Directions for this task
The listing below must be returned in full and unchanged, without the images it carries.

Input data

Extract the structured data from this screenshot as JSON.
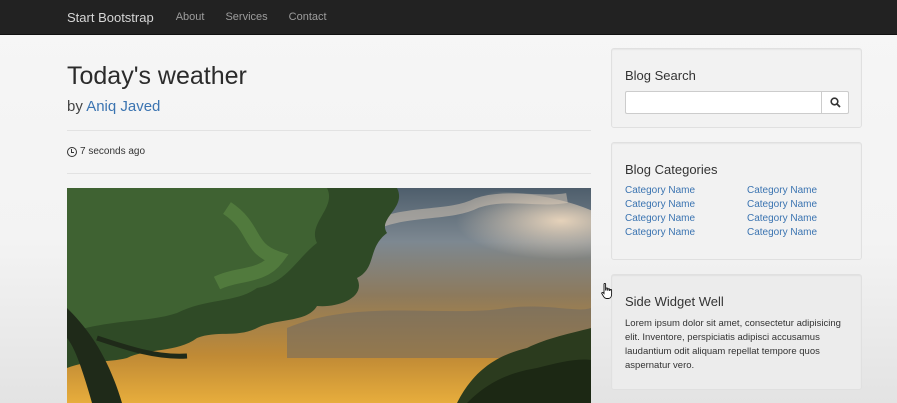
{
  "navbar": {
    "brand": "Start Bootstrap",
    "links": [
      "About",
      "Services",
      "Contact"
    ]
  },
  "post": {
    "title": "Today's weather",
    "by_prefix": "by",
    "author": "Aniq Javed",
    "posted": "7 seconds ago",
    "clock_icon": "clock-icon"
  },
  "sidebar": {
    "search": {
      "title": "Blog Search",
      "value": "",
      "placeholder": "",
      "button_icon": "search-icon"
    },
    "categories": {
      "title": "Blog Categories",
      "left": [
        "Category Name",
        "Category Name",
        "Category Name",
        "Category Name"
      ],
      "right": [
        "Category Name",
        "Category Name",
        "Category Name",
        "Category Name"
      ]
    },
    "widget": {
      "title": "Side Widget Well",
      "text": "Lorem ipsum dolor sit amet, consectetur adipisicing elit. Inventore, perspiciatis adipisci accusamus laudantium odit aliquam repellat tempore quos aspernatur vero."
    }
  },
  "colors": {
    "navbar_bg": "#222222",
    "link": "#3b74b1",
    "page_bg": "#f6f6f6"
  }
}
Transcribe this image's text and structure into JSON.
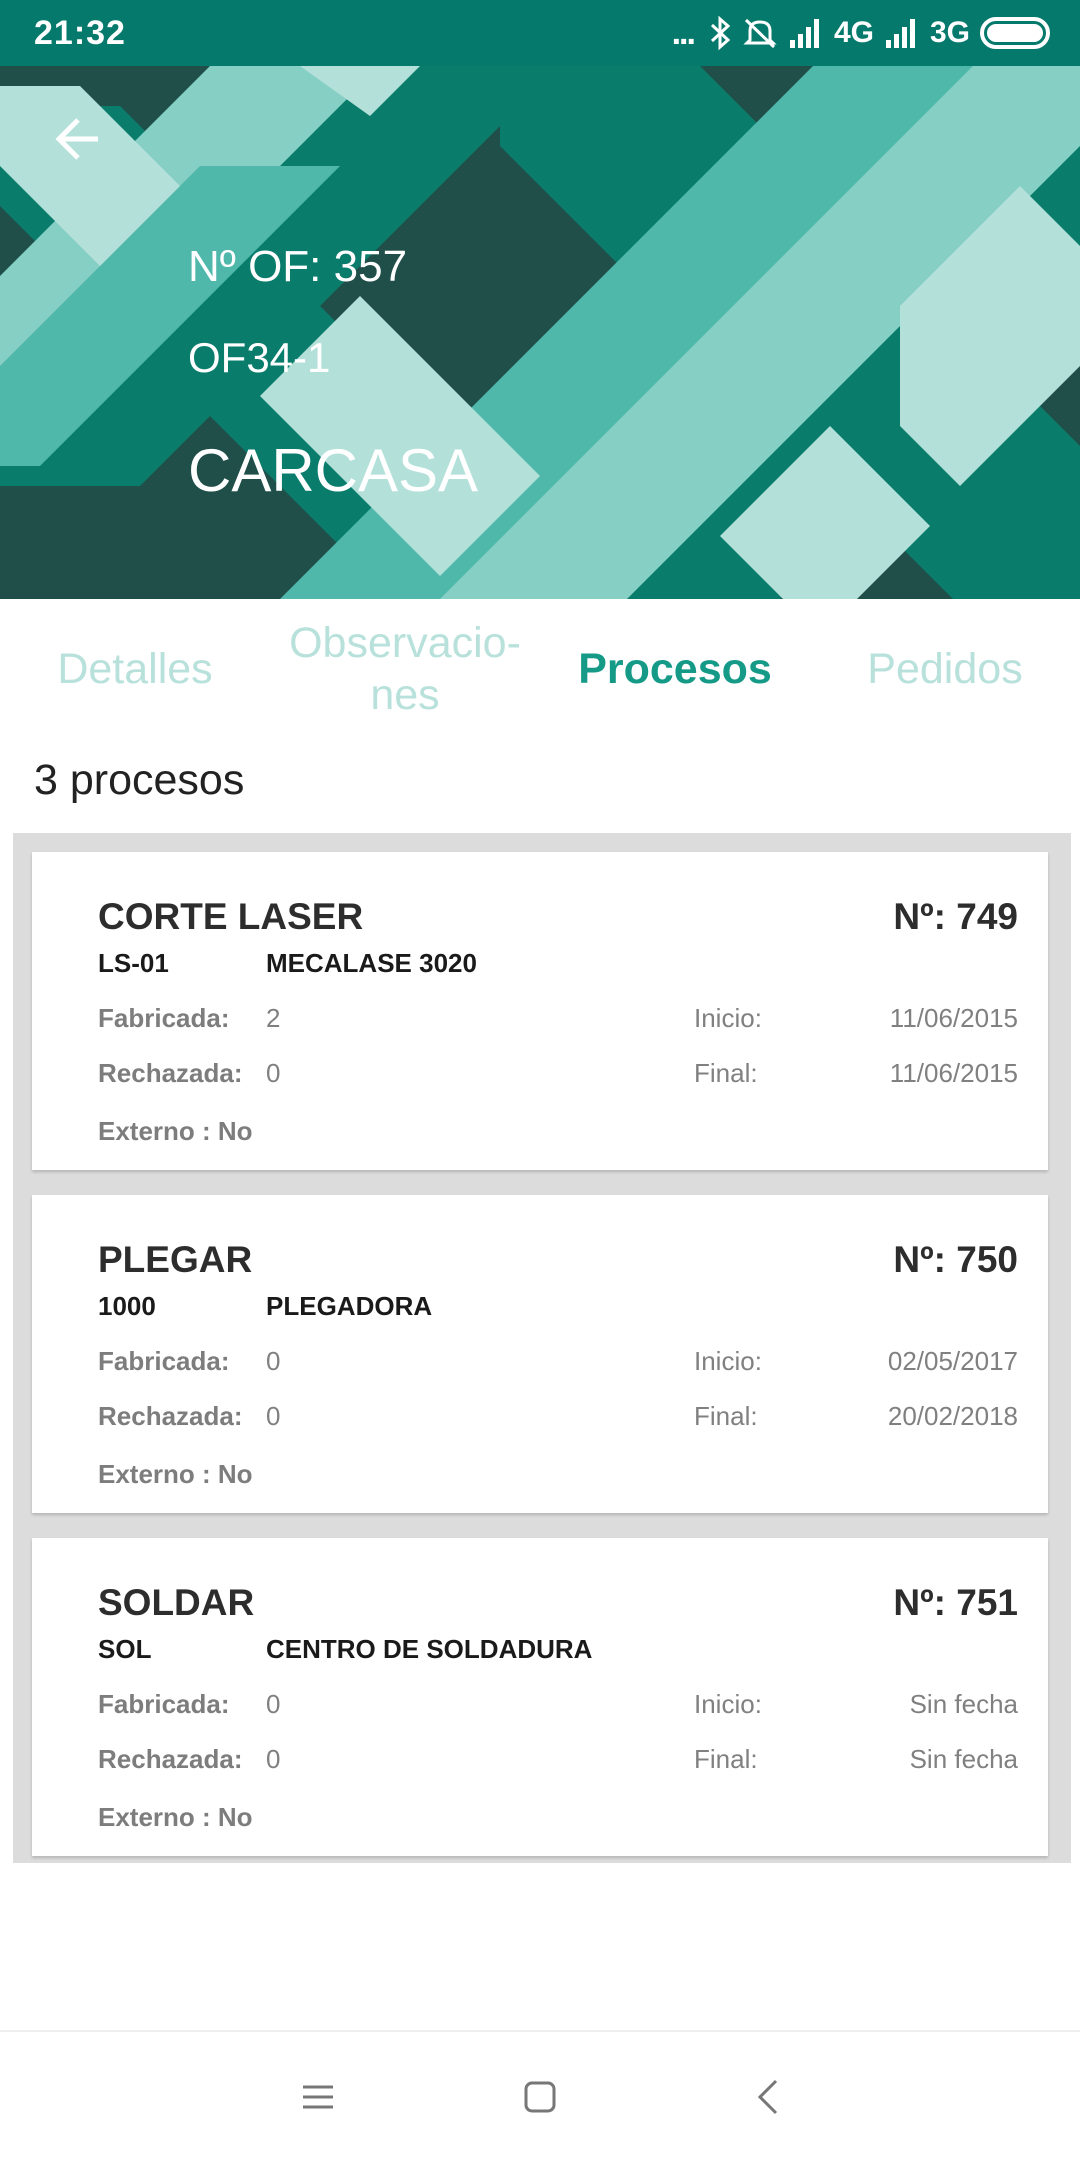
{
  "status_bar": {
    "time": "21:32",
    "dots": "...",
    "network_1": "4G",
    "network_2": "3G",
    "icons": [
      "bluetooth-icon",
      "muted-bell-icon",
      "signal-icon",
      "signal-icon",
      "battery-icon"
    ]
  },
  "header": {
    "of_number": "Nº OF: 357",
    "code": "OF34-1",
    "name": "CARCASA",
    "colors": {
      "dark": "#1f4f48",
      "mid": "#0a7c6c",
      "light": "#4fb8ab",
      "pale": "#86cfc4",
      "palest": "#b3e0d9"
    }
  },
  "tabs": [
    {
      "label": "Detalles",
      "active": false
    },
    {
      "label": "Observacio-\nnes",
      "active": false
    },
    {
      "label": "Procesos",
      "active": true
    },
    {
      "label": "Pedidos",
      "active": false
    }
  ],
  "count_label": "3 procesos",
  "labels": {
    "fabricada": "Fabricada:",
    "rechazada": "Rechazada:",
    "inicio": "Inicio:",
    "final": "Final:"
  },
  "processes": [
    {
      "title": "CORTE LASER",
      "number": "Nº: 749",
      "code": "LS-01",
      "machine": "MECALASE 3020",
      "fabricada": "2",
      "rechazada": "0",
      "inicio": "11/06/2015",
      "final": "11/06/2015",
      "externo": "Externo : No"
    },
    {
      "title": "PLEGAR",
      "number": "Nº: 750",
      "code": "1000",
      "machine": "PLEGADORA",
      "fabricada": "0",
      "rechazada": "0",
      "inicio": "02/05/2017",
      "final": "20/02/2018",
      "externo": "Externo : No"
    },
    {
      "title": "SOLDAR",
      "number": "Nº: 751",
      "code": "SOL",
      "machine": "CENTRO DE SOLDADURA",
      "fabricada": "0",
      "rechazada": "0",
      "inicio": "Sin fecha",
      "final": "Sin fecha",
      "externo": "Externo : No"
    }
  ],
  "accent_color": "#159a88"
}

Result of the task
Extract the structured data from this screenshot as JSON.
{
  "navbar": {
    "brand": "Start Bootstrap",
    "links": [
      "About",
      "Services",
      "Contact"
    ]
  },
  "post": {
    "title": "Today's weather",
    "by_prefix": "by",
    "author": "Aniq Javed",
    "posted": "7 seconds ago",
    "clock_icon": "clock-icon"
  },
  "sidebar": {
    "search": {
      "title": "Blog Search",
      "value": "",
      "placeholder": "",
      "button_icon": "search-icon"
    },
    "categories": {
      "title": "Blog Categories",
      "left": [
        "Category Name",
        "Category Name",
        "Category Name",
        "Category Name"
      ],
      "right": [
        "Category Name",
        "Category Name",
        "Category Name",
        "Category Name"
      ]
    },
    "widget": {
      "title": "Side Widget Well",
      "text": "Lorem ipsum dolor sit amet, consectetur adipisicing elit. Inventore, perspiciatis adipisci accusamus laudantium odit aliquam repellat tempore quos aspernatur vero."
    }
  },
  "colors": {
    "navbar_bg": "#222222",
    "link": "#3b74b1",
    "page_bg": "#f6f6f6"
  }
}
Transcribe this image's text and structure into JSON.
{
  "status_bar": {
    "time": "21:32",
    "dots": "...",
    "network_1": "4G",
    "network_2": "3G",
    "icons": [
      "bluetooth-icon",
      "muted-bell-icon",
      "signal-icon",
      "signal-icon",
      "battery-icon"
    ]
  },
  "header": {
    "of_number": "Nº OF: 357",
    "code": "OF34-1",
    "name": "CARCASA",
    "colors": {
      "dark": "#1f4f48",
      "mid": "#0a7c6c",
      "light": "#4fb8ab",
      "pale": "#86cfc4",
      "palest": "#b3e0d9"
    }
  },
  "tabs": [
    {
      "label": "Detalles",
      "active": false
    },
    {
      "label": "Observacio-\nnes",
      "active": false
    },
    {
      "label": "Procesos",
      "active": true
    },
    {
      "label": "Pedidos",
      "active": false
    }
  ],
  "count_label": "3 procesos",
  "labels": {
    "fabricada": "Fabricada:",
    "rechazada": "Rechazada:",
    "inicio": "Inicio:",
    "final": "Final:"
  },
  "processes": [
    {
      "title": "CORTE LASER",
      "number": "Nº: 749",
      "code": "LS-01",
      "machine": "MECALASE 3020",
      "fabricada": "2",
      "rechazada": "0",
      "inicio": "11/06/2015",
      "final": "11/06/2015",
      "externo": "Externo : No"
    },
    {
      "title": "PLEGAR",
      "number": "Nº: 750",
      "code": "1000",
      "machine": "PLEGADORA",
      "fabricada": "0",
      "rechazada": "0",
      "inicio": "02/05/2017",
      "final": "20/02/2018",
      "externo": "Externo : No"
    },
    {
      "title": "SOLDAR",
      "number": "Nº: 751",
      "code": "SOL",
      "machine": "CENTRO DE SOLDADURA",
      "fabricada": "0",
      "rechazada": "0",
      "inicio": "Sin fecha",
      "final": "Sin fecha",
      "externo": "Externo : No"
    }
  ],
  "accent_color": "#159a88"
}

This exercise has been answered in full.